▶ Requirement
Take the entries below and print all of them exactly, please.

━━━━━━━━━━

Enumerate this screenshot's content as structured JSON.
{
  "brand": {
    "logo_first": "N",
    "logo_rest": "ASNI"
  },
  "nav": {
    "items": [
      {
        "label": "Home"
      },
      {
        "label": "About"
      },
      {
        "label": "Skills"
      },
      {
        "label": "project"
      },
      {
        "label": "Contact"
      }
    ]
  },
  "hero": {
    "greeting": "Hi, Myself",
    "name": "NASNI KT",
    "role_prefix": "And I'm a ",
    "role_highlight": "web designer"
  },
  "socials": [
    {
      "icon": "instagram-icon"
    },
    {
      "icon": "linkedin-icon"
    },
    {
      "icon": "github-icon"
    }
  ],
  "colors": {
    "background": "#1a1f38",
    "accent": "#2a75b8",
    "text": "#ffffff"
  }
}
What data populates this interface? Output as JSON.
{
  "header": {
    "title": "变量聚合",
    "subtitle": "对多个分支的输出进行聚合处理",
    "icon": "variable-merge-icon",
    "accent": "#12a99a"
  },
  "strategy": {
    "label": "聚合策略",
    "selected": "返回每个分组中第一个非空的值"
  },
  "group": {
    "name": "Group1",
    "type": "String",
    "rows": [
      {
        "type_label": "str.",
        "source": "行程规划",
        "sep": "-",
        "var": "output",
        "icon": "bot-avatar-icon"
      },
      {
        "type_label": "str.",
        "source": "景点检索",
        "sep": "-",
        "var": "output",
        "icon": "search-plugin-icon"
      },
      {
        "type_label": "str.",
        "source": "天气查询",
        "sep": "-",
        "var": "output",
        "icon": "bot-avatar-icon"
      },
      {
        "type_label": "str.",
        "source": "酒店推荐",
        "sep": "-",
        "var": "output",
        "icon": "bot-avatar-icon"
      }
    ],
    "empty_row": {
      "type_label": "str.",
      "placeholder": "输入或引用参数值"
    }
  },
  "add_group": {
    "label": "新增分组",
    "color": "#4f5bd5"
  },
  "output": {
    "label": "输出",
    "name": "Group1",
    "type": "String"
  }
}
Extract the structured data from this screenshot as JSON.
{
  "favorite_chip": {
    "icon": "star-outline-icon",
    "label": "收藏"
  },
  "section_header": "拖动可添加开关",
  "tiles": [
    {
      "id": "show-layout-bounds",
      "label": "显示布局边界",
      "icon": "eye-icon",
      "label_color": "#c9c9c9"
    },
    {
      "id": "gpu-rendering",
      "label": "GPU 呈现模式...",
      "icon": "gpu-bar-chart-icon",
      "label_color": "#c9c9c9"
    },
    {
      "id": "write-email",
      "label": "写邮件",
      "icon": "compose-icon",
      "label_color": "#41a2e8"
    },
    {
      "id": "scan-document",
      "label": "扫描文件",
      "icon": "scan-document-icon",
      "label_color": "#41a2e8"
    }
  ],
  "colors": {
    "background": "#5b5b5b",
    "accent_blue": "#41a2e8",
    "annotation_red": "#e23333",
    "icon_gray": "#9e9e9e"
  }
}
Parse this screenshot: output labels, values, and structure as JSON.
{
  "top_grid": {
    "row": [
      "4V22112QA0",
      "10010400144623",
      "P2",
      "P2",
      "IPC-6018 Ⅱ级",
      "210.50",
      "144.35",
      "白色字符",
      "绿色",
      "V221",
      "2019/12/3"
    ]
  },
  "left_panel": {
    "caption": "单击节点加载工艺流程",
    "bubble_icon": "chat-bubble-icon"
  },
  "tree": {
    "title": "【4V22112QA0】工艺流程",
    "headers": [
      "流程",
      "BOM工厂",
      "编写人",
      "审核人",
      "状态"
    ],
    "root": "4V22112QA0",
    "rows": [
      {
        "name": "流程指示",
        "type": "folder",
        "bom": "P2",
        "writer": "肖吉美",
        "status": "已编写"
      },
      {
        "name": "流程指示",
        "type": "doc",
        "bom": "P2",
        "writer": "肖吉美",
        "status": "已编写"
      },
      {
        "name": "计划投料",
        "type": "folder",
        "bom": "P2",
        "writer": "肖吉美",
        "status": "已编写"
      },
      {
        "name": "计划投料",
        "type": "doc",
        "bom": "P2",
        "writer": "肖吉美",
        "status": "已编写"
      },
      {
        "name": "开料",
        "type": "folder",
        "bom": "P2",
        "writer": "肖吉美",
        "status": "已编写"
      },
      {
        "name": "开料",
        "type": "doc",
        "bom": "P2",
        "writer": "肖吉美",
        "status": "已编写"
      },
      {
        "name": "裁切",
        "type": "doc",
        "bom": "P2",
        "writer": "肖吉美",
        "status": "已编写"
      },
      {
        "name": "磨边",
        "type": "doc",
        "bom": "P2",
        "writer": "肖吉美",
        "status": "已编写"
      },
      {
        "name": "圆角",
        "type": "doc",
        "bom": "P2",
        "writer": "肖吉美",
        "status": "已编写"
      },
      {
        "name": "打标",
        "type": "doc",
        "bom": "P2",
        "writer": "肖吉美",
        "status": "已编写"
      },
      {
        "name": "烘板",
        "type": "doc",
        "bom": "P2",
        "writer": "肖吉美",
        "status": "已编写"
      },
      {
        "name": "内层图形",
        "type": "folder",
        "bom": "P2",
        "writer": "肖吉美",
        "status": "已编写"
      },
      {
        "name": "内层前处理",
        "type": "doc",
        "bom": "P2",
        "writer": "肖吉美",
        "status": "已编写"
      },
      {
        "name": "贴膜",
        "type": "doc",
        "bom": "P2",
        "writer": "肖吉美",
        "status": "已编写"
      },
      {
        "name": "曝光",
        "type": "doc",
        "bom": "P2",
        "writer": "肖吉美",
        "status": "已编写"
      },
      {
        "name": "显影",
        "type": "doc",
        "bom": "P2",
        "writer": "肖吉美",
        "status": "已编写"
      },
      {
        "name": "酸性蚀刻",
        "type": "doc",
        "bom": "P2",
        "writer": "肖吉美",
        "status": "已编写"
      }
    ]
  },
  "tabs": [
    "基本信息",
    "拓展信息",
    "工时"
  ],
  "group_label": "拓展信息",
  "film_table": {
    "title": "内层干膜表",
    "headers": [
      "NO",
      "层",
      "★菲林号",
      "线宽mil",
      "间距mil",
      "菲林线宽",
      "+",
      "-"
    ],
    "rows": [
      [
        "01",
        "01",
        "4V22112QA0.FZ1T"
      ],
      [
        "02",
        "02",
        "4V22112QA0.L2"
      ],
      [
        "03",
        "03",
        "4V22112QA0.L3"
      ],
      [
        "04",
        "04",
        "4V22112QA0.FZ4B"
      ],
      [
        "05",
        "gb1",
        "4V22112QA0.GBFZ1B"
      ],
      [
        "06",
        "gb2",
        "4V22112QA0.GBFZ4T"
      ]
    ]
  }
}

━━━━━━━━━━

▶ Solution to this task
Enumerate this screenshot's content as structured JSON.
{
  "brand": {
    "logo_first": "N",
    "logo_rest": "ASNI"
  },
  "nav": {
    "items": [
      {
        "label": "Home"
      },
      {
        "label": "About"
      },
      {
        "label": "Skills"
      },
      {
        "label": "project"
      },
      {
        "label": "Contact"
      }
    ]
  },
  "hero": {
    "greeting": "Hi, Myself",
    "name": "NASNI KT",
    "role_prefix": "And I'm a ",
    "role_highlight": "web designer"
  },
  "socials": [
    {
      "icon": "instagram-icon"
    },
    {
      "icon": "linkedin-icon"
    },
    {
      "icon": "github-icon"
    }
  ],
  "colors": {
    "background": "#1a1f38",
    "accent": "#2a75b8",
    "text": "#ffffff"
  }
}
What data populates this interface? Output as JSON.
{
  "header": {
    "title": "变量聚合",
    "subtitle": "对多个分支的输出进行聚合处理",
    "icon": "variable-merge-icon",
    "accent": "#12a99a"
  },
  "strategy": {
    "label": "聚合策略",
    "selected": "返回每个分组中第一个非空的值"
  },
  "group": {
    "name": "Group1",
    "type": "String",
    "rows": [
      {
        "type_label": "str.",
        "source": "行程规划",
        "sep": "-",
        "var": "output",
        "icon": "bot-avatar-icon"
      },
      {
        "type_label": "str.",
        "source": "景点检索",
        "sep": "-",
        "var": "output",
        "icon": "search-plugin-icon"
      },
      {
        "type_label": "str.",
        "source": "天气查询",
        "sep": "-",
        "var": "output",
        "icon": "bot-avatar-icon"
      },
      {
        "type_label": "str.",
        "source": "酒店推荐",
        "sep": "-",
        "var": "output",
        "icon": "bot-avatar-icon"
      }
    ],
    "empty_row": {
      "type_label": "str.",
      "placeholder": "输入或引用参数值"
    }
  },
  "add_group": {
    "label": "新增分组",
    "color": "#4f5bd5"
  },
  "output": {
    "label": "输出",
    "name": "Group1",
    "type": "String"
  }
}
Extract the structured data from this screenshot as JSON.
{
  "favorite_chip": {
    "icon": "star-outline-icon",
    "label": "收藏"
  },
  "section_header": "拖动可添加开关",
  "tiles": [
    {
      "id": "show-layout-bounds",
      "label": "显示布局边界",
      "icon": "eye-icon",
      "label_color": "#c9c9c9"
    },
    {
      "id": "gpu-rendering",
      "label": "GPU 呈现模式...",
      "icon": "gpu-bar-chart-icon",
      "label_color": "#c9c9c9"
    },
    {
      "id": "write-email",
      "label": "写邮件",
      "icon": "compose-icon",
      "label_color": "#41a2e8"
    },
    {
      "id": "scan-document",
      "label": "扫描文件",
      "icon": "scan-document-icon",
      "label_color": "#41a2e8"
    }
  ],
  "colors": {
    "background": "#5b5b5b",
    "accent_blue": "#41a2e8",
    "annotation_red": "#e23333",
    "icon_gray": "#9e9e9e"
  }
}
Parse this screenshot: output labels, values, and structure as JSON.
{
  "top_grid": {
    "row": [
      "4V22112QA0",
      "10010400144623",
      "P2",
      "P2",
      "IPC-6018 Ⅱ级",
      "210.50",
      "144.35",
      "白色字符",
      "绿色",
      "V221",
      "2019/12/3"
    ]
  },
  "left_panel": {
    "caption": "单击节点加载工艺流程",
    "bubble_icon": "chat-bubble-icon"
  },
  "tree": {
    "title": "【4V22112QA0】工艺流程",
    "headers": [
      "流程",
      "BOM工厂",
      "编写人",
      "审核人",
      "状态"
    ],
    "root": "4V22112QA0",
    "rows": [
      {
        "name": "流程指示",
        "type": "folder",
        "bom": "P2",
        "writer": "肖吉美",
        "status": "已编写"
      },
      {
        "name": "流程指示",
        "type": "doc",
        "bom": "P2",
        "writer": "肖吉美",
        "status": "已编写"
      },
      {
        "name": "计划投料",
        "type": "folder",
        "bom": "P2",
        "writer": "肖吉美",
        "status": "已编写"
      },
      {
        "name": "计划投料",
        "type": "doc",
        "bom": "P2",
        "writer": "肖吉美",
        "status": "已编写"
      },
      {
        "name": "开料",
        "type": "folder",
        "bom": "P2",
        "writer": "肖吉美",
        "status": "已编写"
      },
      {
        "name": "开料",
        "type": "doc",
        "bom": "P2",
        "writer": "肖吉美",
        "status": "已编写"
      },
      {
        "name": "裁切",
        "type": "doc",
        "bom": "P2",
        "writer": "肖吉美",
        "status": "已编写"
      },
      {
        "name": "磨边",
        "type": "doc",
        "bom": "P2",
        "writer": "肖吉美",
        "status": "已编写"
      },
      {
        "name": "圆角",
        "type": "doc",
        "bom": "P2",
        "writer": "肖吉美",
        "status": "已编写"
      },
      {
        "name": "打标",
        "type": "doc",
        "bom": "P2",
        "writer": "肖吉美",
        "status": "已编写"
      },
      {
        "name": "烘板",
        "type": "doc",
        "bom": "P2",
        "writer": "肖吉美",
        "status": "已编写"
      },
      {
        "name": "内层图形",
        "type": "folder",
        "bom": "P2",
        "writer": "肖吉美",
        "status": "已编写"
      },
      {
        "name": "内层前处理",
        "type": "doc",
        "bom": "P2",
        "writer": "肖吉美",
        "status": "已编写"
      },
      {
        "name": "贴膜",
        "type": "doc",
        "bom": "P2",
        "writer": "肖吉美",
        "status": "已编写"
      },
      {
        "name": "曝光",
        "type": "doc",
        "bom": "P2",
        "writer": "肖吉美",
        "status": "已编写"
      },
      {
        "name": "显影",
        "type": "doc",
        "bom": "P2",
        "writer": "肖吉美",
        "status": "已编写"
      },
      {
        "name": "酸性蚀刻",
        "type": "doc",
        "bom": "P2",
        "writer": "肖吉美",
        "status": "已编写"
      }
    ]
  },
  "tabs": [
    "基本信息",
    "拓展信息",
    "工时"
  ],
  "group_label": "拓展信息",
  "film_table": {
    "title": "内层干膜表",
    "headers": [
      "NO",
      "层",
      "★菲林号",
      "线宽mil",
      "间距mil",
      "菲林线宽",
      "+",
      "-"
    ],
    "rows": [
      [
        "01",
        "01",
        "4V22112QA0.FZ1T"
      ],
      [
        "02",
        "02",
        "4V22112QA0.L2"
      ],
      [
        "03",
        "03",
        "4V22112QA0.L3"
      ],
      [
        "04",
        "04",
        "4V22112QA0.FZ4B"
      ],
      [
        "05",
        "gb1",
        "4V22112QA0.GBFZ1B"
      ],
      [
        "06",
        "gb2",
        "4V22112QA0.GBFZ4T"
      ]
    ]
  }
}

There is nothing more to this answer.